I love being outside. Any type of park or trail is great for me. I never wanted to have a studio. I just love educating people and wasn’t drawn to having to creating my own community in a physical building. Even before the pandemic, I had a sense that I wanted to be online because I felt like I could reach people that were possibly stuck in the house and too afraid to come out to a yoga studio. I started my YouTube channel in 2014.

I think quarantine opened the doors for people that wanted to take a yoga class or were interested in meditation. People were seeking out community online, taking time to really research and better understand mindfulness tools as they were grappling with being alone, feeling isolated, and an array of other feelings. I also do a mindfulness in the workplace training, talking about how mindfulness helps with diversity. COVID became a time where people began to look within themselves to find how mindfulness could help them cope, so for that, I’m grateful.

When it comes to short term goals, I want to make sure that I have a really good online presence, primarily through my YouTube channel, to put free content out there and let people see a different type of face. The long-term plan is to use my platforms to collaborate and to make impact through collaborations. Success is about the impact that you’ve made on people’s lives, and I’ve seen the most success when I’ve partnered with businesses like Black Girl Health, Nature Glow Hiking Club, or Destination Hike, where we held hike and heal events.

There are some people that want to be in a yoga studio, but I’m always curious to connect with those people that are interested in other movement modalities and how their perspective might change or be enlightened when I come to them. I see it as a compliment to something that they do. I’m very also interested in working more specifically with communities that deal with chronic pain and stress. I’ve reached out to AARP and national organizations that deal with arthritis to offer a blog or some type of education piece.

When you’re talking about entrepreneurs like myself that have a full-time job with benefits, it’s easy to fall back and just treat yoga teaching as a hobby. To be honest, it’s very easy to give up, and I have thought about it numerous times, but the next day always brings something else, and then, no, it’s not an option.
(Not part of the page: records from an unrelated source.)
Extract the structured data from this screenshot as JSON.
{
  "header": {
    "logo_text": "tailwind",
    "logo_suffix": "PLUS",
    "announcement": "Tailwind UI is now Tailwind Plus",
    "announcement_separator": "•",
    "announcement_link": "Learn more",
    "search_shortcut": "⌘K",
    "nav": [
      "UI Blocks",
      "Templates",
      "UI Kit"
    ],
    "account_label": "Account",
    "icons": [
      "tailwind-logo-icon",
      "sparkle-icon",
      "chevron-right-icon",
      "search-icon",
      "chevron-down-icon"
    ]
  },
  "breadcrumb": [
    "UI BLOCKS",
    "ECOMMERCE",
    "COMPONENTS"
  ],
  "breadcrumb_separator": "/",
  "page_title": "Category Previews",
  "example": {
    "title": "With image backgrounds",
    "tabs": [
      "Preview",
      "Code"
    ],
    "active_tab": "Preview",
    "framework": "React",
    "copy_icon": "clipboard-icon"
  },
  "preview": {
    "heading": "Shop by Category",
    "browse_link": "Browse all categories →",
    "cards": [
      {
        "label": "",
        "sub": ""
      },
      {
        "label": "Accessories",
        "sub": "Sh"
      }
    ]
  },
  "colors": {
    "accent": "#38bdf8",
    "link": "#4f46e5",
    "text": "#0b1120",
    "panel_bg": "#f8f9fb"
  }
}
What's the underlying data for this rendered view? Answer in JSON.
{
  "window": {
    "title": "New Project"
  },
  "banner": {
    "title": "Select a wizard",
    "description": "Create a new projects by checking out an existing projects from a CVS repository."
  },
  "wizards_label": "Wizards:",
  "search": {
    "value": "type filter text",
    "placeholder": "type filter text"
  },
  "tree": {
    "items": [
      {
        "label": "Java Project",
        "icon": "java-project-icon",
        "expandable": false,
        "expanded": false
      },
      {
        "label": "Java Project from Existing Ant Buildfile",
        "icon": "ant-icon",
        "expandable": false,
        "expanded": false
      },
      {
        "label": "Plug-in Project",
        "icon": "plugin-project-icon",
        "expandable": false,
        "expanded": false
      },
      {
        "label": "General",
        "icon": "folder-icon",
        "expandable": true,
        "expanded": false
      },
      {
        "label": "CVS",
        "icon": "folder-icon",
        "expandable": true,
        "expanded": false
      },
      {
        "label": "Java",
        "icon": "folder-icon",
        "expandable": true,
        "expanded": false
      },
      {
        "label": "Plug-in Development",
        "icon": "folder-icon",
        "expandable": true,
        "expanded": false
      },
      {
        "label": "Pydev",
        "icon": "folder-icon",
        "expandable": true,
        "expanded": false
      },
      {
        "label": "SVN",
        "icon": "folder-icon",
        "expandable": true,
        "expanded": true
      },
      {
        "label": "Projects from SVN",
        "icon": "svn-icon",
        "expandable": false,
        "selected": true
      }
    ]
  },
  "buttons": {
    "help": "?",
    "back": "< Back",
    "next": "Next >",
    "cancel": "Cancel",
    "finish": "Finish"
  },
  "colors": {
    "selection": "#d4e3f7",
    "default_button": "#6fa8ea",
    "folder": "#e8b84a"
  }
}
Ultimately, it’s God’s calling for my life why I’m doing this. It wasn’t something that I set out to do, but I was led this way spiritually and mentally by being mindful, paying attention to the signs, and paying attention to my intuitions. I am still pressing forward and trying my best to make an impact on businesses and in my community. I’m most proud of the fact that I’m still here and that I haven’t given up.